**HOW TO COMPLETE THIS TASK**
Work out how many lines in this listing hold the word "value", and give the number with nothing added.

_____

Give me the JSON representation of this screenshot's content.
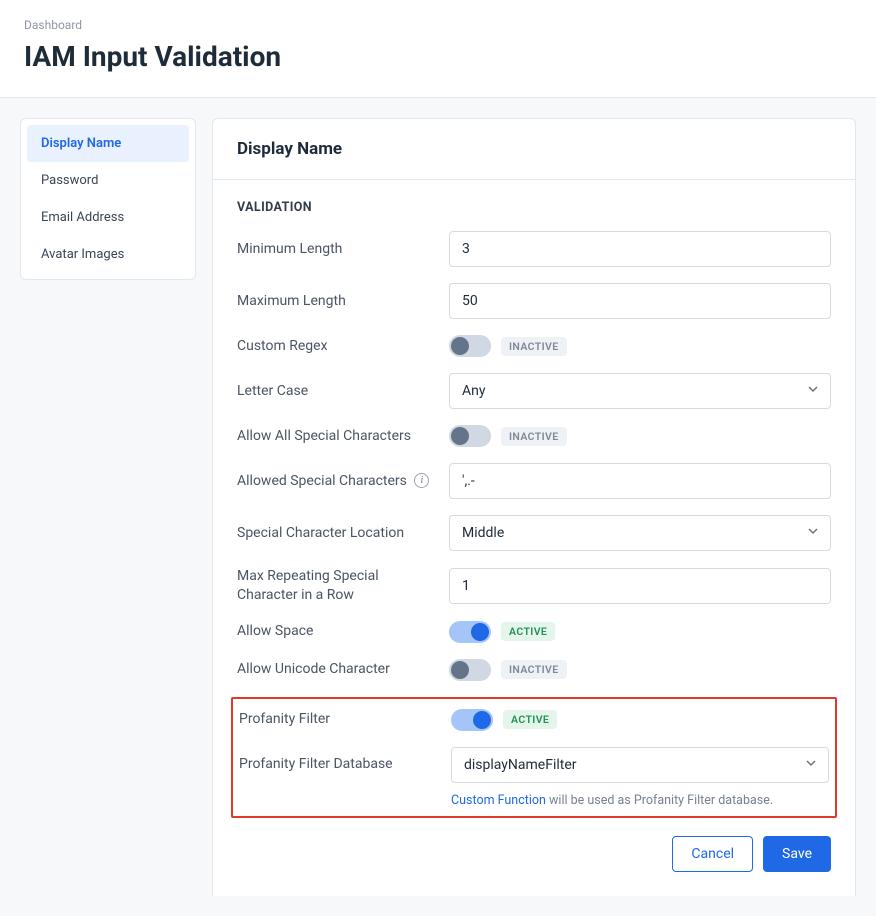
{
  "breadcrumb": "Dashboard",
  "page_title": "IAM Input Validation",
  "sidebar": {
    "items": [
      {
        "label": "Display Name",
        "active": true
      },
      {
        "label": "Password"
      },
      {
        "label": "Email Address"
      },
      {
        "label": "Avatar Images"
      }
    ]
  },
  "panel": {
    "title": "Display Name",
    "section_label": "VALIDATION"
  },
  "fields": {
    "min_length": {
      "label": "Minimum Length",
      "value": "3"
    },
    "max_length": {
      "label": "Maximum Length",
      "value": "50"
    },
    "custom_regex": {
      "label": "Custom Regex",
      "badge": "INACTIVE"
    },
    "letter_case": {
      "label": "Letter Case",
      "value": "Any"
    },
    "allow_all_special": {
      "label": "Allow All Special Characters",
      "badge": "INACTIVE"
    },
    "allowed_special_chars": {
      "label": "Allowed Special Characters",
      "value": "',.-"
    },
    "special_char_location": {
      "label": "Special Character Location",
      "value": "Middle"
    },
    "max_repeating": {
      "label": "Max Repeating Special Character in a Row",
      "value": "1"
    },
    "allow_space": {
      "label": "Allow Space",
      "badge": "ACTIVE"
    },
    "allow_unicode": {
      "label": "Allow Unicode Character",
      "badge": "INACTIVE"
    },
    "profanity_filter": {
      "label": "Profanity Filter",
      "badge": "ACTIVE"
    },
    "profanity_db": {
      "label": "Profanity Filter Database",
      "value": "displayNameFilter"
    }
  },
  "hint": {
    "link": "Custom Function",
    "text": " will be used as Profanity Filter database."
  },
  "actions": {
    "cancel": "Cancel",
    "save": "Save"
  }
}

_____

**ANSWER BOX**
7